_Entries taken from a collection_:
****************

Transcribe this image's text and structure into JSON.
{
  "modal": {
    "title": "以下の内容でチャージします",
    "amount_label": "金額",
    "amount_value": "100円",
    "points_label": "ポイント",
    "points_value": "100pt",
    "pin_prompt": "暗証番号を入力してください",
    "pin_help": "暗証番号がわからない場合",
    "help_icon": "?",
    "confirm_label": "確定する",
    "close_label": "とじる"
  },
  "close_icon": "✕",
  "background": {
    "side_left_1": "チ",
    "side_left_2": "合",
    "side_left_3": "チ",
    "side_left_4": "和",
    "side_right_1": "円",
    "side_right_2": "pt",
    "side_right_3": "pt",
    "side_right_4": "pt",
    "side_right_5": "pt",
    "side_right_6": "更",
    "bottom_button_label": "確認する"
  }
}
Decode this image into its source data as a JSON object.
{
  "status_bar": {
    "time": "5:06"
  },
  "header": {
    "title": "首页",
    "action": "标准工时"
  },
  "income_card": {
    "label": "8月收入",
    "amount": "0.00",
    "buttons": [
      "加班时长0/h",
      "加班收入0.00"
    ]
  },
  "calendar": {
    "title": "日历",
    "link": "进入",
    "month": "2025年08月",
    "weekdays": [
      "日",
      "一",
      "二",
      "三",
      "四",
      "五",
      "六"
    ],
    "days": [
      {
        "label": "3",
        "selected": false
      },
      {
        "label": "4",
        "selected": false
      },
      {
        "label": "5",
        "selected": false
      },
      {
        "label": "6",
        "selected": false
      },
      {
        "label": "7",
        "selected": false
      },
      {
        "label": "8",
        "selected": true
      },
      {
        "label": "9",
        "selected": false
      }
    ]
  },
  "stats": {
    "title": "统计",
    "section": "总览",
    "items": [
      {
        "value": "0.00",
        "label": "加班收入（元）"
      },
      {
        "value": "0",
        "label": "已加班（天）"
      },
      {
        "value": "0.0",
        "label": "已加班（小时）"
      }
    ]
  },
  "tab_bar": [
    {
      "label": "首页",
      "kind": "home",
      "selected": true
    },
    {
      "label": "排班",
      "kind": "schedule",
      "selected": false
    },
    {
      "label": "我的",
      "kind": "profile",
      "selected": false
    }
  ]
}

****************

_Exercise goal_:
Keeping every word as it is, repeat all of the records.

_Task response_:
Transcribe this image's text and structure into JSON.
{
  "modal": {
    "title": "以下の内容でチャージします",
    "amount_label": "金額",
    "amount_value": "100円",
    "points_label": "ポイント",
    "points_value": "100pt",
    "pin_prompt": "暗証番号を入力してください",
    "pin_help": "暗証番号がわからない場合",
    "help_icon": "?",
    "confirm_label": "確定する",
    "close_label": "とじる"
  },
  "close_icon": "✕",
  "background": {
    "side_left_1": "チ",
    "side_left_2": "合",
    "side_left_3": "チ",
    "side_left_4": "和",
    "side_right_1": "円",
    "side_right_2": "pt",
    "side_right_3": "pt",
    "side_right_4": "pt",
    "side_right_5": "pt",
    "side_right_6": "更",
    "bottom_button_label": "確認する"
  }
}
Decode this image into its source data as a JSON object.
{
  "status_bar": {
    "time": "5:06"
  },
  "header": {
    "title": "首页",
    "action": "标准工时"
  },
  "income_card": {
    "label": "8月收入",
    "amount": "0.00",
    "buttons": [
      "加班时长0/h",
      "加班收入0.00"
    ]
  },
  "calendar": {
    "title": "日历",
    "link": "进入",
    "month": "2025年08月",
    "weekdays": [
      "日",
      "一",
      "二",
      "三",
      "四",
      "五",
      "六"
    ],
    "days": [
      {
        "label": "3",
        "selected": false
      },
      {
        "label": "4",
        "selected": false
      },
      {
        "label": "5",
        "selected": false
      },
      {
        "label": "6",
        "selected": false
      },
      {
        "label": "7",
        "selected": false
      },
      {
        "label": "8",
        "selected": true
      },
      {
        "label": "9",
        "selected": false
      }
    ]
  },
  "stats": {
    "title": "统计",
    "section": "总览",
    "items": [
      {
        "value": "0.00",
        "label": "加班收入（元）"
      },
      {
        "value": "0",
        "label": "已加班（天）"
      },
      {
        "value": "0.0",
        "label": "已加班（小时）"
      }
    ]
  },
  "tab_bar": [
    {
      "label": "首页",
      "kind": "home",
      "selected": true
    },
    {
      "label": "排班",
      "kind": "schedule",
      "selected": false
    },
    {
      "label": "我的",
      "kind": "profile",
      "selected": false
    }
  ]
}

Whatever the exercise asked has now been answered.